Task to complete: Where the string "AdminWebApplication" occurs in a line of the data below, that line should be copied.

Material provided:
********

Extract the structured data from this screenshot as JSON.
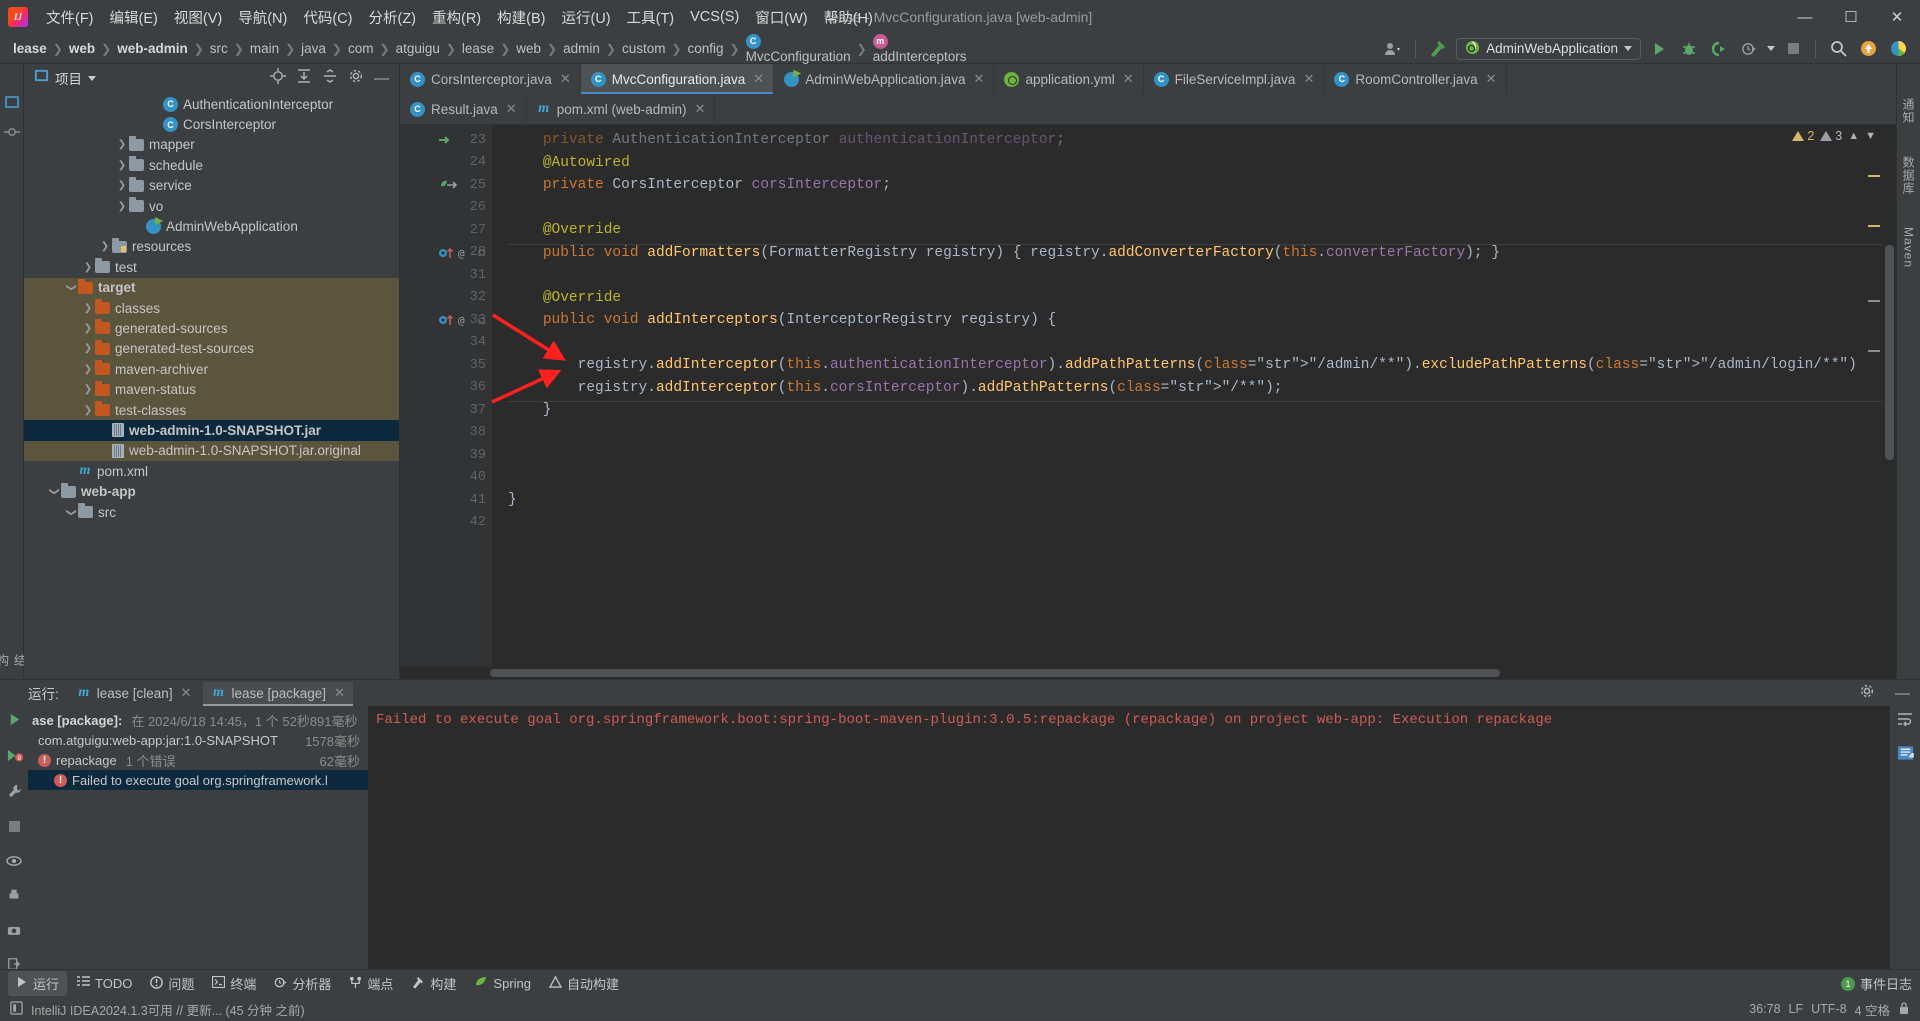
{
  "window": {
    "title": "lease - MvcConfiguration.java [web-admin]",
    "controls": [
      "minimize",
      "maximize",
      "close"
    ]
  },
  "menubar": {
    "items": [
      {
        "label": "文件(F)"
      },
      {
        "label": "编辑(E)"
      },
      {
        "label": "视图(V)"
      },
      {
        "label": "导航(N)"
      },
      {
        "label": "代码(C)"
      },
      {
        "label": "分析(Z)"
      },
      {
        "label": "重构(R)"
      },
      {
        "label": "构建(B)"
      },
      {
        "label": "运行(U)"
      },
      {
        "label": "工具(T)"
      },
      {
        "label": "VCS(S)"
      },
      {
        "label": "窗口(W)"
      },
      {
        "label": "帮助(H)"
      }
    ]
  },
  "navbar": {
    "breadcrumbs": [
      {
        "label": "lease",
        "bold": true
      },
      {
        "label": "web",
        "bold": true
      },
      {
        "label": "web-admin",
        "bold": true
      },
      {
        "label": "src",
        "bold": false
      },
      {
        "label": "main",
        "bold": false
      },
      {
        "label": "java",
        "bold": false
      },
      {
        "label": "com",
        "bold": false
      },
      {
        "label": "atguigu",
        "bold": false
      },
      {
        "label": "lease",
        "bold": false
      },
      {
        "label": "web",
        "bold": false
      },
      {
        "label": "admin",
        "bold": false
      },
      {
        "label": "custom",
        "bold": false
      },
      {
        "label": "config",
        "bold": false
      },
      {
        "label": "MvcConfiguration",
        "bold": false,
        "icon": "class-icon"
      },
      {
        "label": "addInterceptors",
        "bold": false,
        "icon": "method-icon"
      }
    ],
    "run_configuration": "AdminWebApplication",
    "toolbar_icons": [
      "user-avatar-icon",
      "build-hammer-icon",
      "run-icon",
      "debug-icon",
      "run-with-coverage-icon",
      "profiler-icon",
      "stop-icon",
      "search-everywhere-icon",
      "updates-icon",
      "ai-assistant-icon"
    ]
  },
  "project_panel": {
    "title": "项目",
    "tools": [
      "select-opened-file-icon",
      "expand-all-icon",
      "collapse-all-icon",
      "settings-icon",
      "hide-icon"
    ],
    "tree": [
      {
        "label": "AuthenticationInterceptor",
        "icon": "class-icon",
        "indent": 7,
        "arrow": "none"
      },
      {
        "label": "CorsInterceptor",
        "icon": "class-icon",
        "indent": 7,
        "arrow": "none"
      },
      {
        "label": "mapper",
        "icon": "folder-grey",
        "indent": 5,
        "arrow": "right"
      },
      {
        "label": "schedule",
        "icon": "folder-grey",
        "indent": 5,
        "arrow": "right"
      },
      {
        "label": "service",
        "icon": "folder-grey",
        "indent": 5,
        "arrow": "right"
      },
      {
        "label": "vo",
        "icon": "folder-grey",
        "indent": 5,
        "arrow": "right"
      },
      {
        "label": "AdminWebApplication",
        "icon": "spring-class-icon",
        "indent": 6,
        "arrow": "none"
      },
      {
        "label": "resources",
        "icon": "folder-resources",
        "indent": 4,
        "arrow": "right"
      },
      {
        "label": "test",
        "icon": "folder-grey",
        "indent": 3,
        "arrow": "right"
      },
      {
        "label": "target",
        "icon": "folder-orange",
        "indent": 2,
        "arrow": "down",
        "highlight": "tan",
        "bold": true
      },
      {
        "label": "classes",
        "icon": "folder-orange",
        "indent": 3,
        "arrow": "right",
        "highlight": "tan"
      },
      {
        "label": "generated-sources",
        "icon": "folder-orange",
        "indent": 3,
        "arrow": "right",
        "highlight": "tan"
      },
      {
        "label": "generated-test-sources",
        "icon": "folder-orange",
        "indent": 3,
        "arrow": "right",
        "highlight": "tan"
      },
      {
        "label": "maven-archiver",
        "icon": "folder-orange",
        "indent": 3,
        "arrow": "right",
        "highlight": "tan"
      },
      {
        "label": "maven-status",
        "icon": "folder-orange",
        "indent": 3,
        "arrow": "right",
        "highlight": "tan"
      },
      {
        "label": "test-classes",
        "icon": "folder-orange",
        "indent": 3,
        "arrow": "right",
        "highlight": "tan"
      },
      {
        "label": "web-admin-1.0-SNAPSHOT.jar",
        "icon": "jar-icon",
        "indent": 4,
        "arrow": "none",
        "highlight": "blue",
        "bold": true
      },
      {
        "label": "web-admin-1.0-SNAPSHOT.jar.original",
        "icon": "jar-icon",
        "indent": 4,
        "arrow": "none",
        "highlight": "tan"
      },
      {
        "label": "pom.xml",
        "icon": "maven-icon",
        "indent": 2,
        "arrow": "none"
      },
      {
        "label": "web-app",
        "icon": "folder-grey",
        "indent": 1,
        "arrow": "down",
        "bold": true
      },
      {
        "label": "src",
        "icon": "folder-grey",
        "indent": 2,
        "arrow": "down"
      }
    ]
  },
  "editor": {
    "tabs_row1": [
      {
        "label": "CorsInterceptor.java",
        "icon": "class-icon",
        "active": false
      },
      {
        "label": "MvcConfiguration.java",
        "icon": "class-icon",
        "active": true
      },
      {
        "label": "AdminWebApplication.java",
        "icon": "spring-class-icon",
        "active": false
      },
      {
        "label": "application.yml",
        "icon": "spring-yml-icon",
        "active": false
      },
      {
        "label": "FileServiceImpl.java",
        "icon": "class-icon",
        "active": false
      },
      {
        "label": "RoomController.java",
        "icon": "class-icon",
        "active": false
      }
    ],
    "tabs_row2": [
      {
        "label": "Result.java",
        "icon": "class-icon",
        "active": false
      },
      {
        "label": "pom.xml (web-admin)",
        "icon": "maven-icon",
        "active": false
      }
    ],
    "inspection": {
      "warnings": "2",
      "weak_warnings": "3"
    },
    "lines": [
      {
        "no": "23",
        "text": "    private AuthenticationInterceptor authenticationInterceptor;",
        "faded": true,
        "gmark": "bean-override-icon"
      },
      {
        "no": "24",
        "text": "    @Autowired",
        "kind": "annotation"
      },
      {
        "no": "25",
        "text": "    private CorsInterceptor corsInterceptor;",
        "gmark": "bean-icon"
      },
      {
        "no": "26",
        "text": ""
      },
      {
        "no": "27",
        "text": "    @Override",
        "kind": "annotation"
      },
      {
        "no": "28",
        "text": "    public void addFormatters(FormatterRegistry registry) { registry.addConverterFactory(this.converterFactory); }",
        "gmark": "override-method-icon"
      },
      {
        "no": "31",
        "text": ""
      },
      {
        "no": "32",
        "text": "    @Override",
        "kind": "annotation"
      },
      {
        "no": "33",
        "text": "    public void addInterceptors(InterceptorRegistry registry) {",
        "gmark": "override-method-icon"
      },
      {
        "no": "34",
        "text": ""
      },
      {
        "no": "35",
        "text": "        registry.addInterceptor(this.authenticationInterceptor).addPathPatterns(\"/admin/**\").excludePathPatterns(\"/admin/login/**\")"
      },
      {
        "no": "36",
        "text": "        registry.addInterceptor(this.corsInterceptor).addPathPatterns(\"/**\");"
      },
      {
        "no": "37",
        "text": "    }"
      },
      {
        "no": "38",
        "text": ""
      },
      {
        "no": "39",
        "text": ""
      },
      {
        "no": "40",
        "text": ""
      },
      {
        "no": "41",
        "text": "}"
      },
      {
        "no": "42",
        "text": ""
      }
    ]
  },
  "run_panel": {
    "label": "运行:",
    "tabs": [
      {
        "label": "lease [clean]",
        "icon": "maven-icon",
        "active": false
      },
      {
        "label": "lease [package]",
        "icon": "maven-icon",
        "active": true
      }
    ],
    "header_icons": [
      "settings-icon",
      "hide-icon"
    ],
    "side_icons": [
      "run-icon",
      "rerun-icon",
      "wrench-icon",
      "stop-square-icon",
      "eye-icon",
      "print-icon",
      "camera-icon",
      "export-icon",
      "star-icon"
    ],
    "tree": [
      {
        "label": "ase [package]:",
        "suffix": "在 2024/6/18 14:45，1 个 52秒891毫秒",
        "bold": true
      },
      {
        "label": "com.atguigu:web-app:jar:1.0-SNAPSHOT",
        "time": "1578毫秒"
      },
      {
        "label": "repackage",
        "suffix": "1 个错误",
        "time": "62毫秒",
        "icon": "error-icon"
      },
      {
        "label": "Failed to execute goal org.springframework.l",
        "icon": "error-icon",
        "selected": true
      }
    ],
    "console_text": "Failed to execute goal org.springframework.boot:spring-boot-maven-plugin:3.0.5:repackage (repackage) on project web-app: Execution repackage",
    "console_icons": [
      "wrap-text-icon",
      "scroll-end-icon"
    ]
  },
  "bottom_bar": {
    "items": [
      {
        "label": "运行",
        "icon": "run-icon",
        "active": true
      },
      {
        "label": "TODO",
        "icon": "todo-icon",
        "active": false
      },
      {
        "label": "问题",
        "icon": "problems-icon",
        "active": false
      },
      {
        "label": "终端",
        "icon": "terminal-icon",
        "active": false
      },
      {
        "label": "分析器",
        "icon": "profiler-icon",
        "active": false
      },
      {
        "label": "端点",
        "icon": "endpoints-icon",
        "active": false
      },
      {
        "label": "构建",
        "icon": "build-icon",
        "active": false
      },
      {
        "label": "Spring",
        "icon": "spring-icon",
        "active": false
      },
      {
        "label": "自动构建",
        "icon": "autobuild-icon",
        "active": false
      }
    ],
    "event_log": {
      "count": "1",
      "label": "事件日志"
    }
  },
  "status_bar": {
    "message": "IntelliJ IDEA2024.1.3可用 // 更新... (45 分钟 之前)",
    "caret_position": "36:78",
    "icons": [
      "lf-icon",
      "encoding-icon",
      "lock-icon"
    ]
  },
  "left_strip": {
    "items": [
      "project-icon",
      "commit-icon",
      "structure-icon",
      "bookmarks-icon"
    ]
  },
  "right_strip": {
    "items": [
      "notifications-icon",
      "database-icon",
      "maven-icon",
      "gradle-icon"
    ]
  },
  "colors": {
    "accent": "#4a88c7",
    "error": "#cf5b56",
    "warning": "#d6b76a",
    "background": "#3c3f41",
    "editor_bg": "#2b2b2b",
    "selection_blue": "#0d293e",
    "selection_tan": "#5c553e",
    "annotation_arrow": "#ff2020"
  }
}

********

Finished exercise:
    "run_configuration": "AdminWebApplication",
        "label": "AdminWebApplication",
        "label": "AdminWebApplication.java",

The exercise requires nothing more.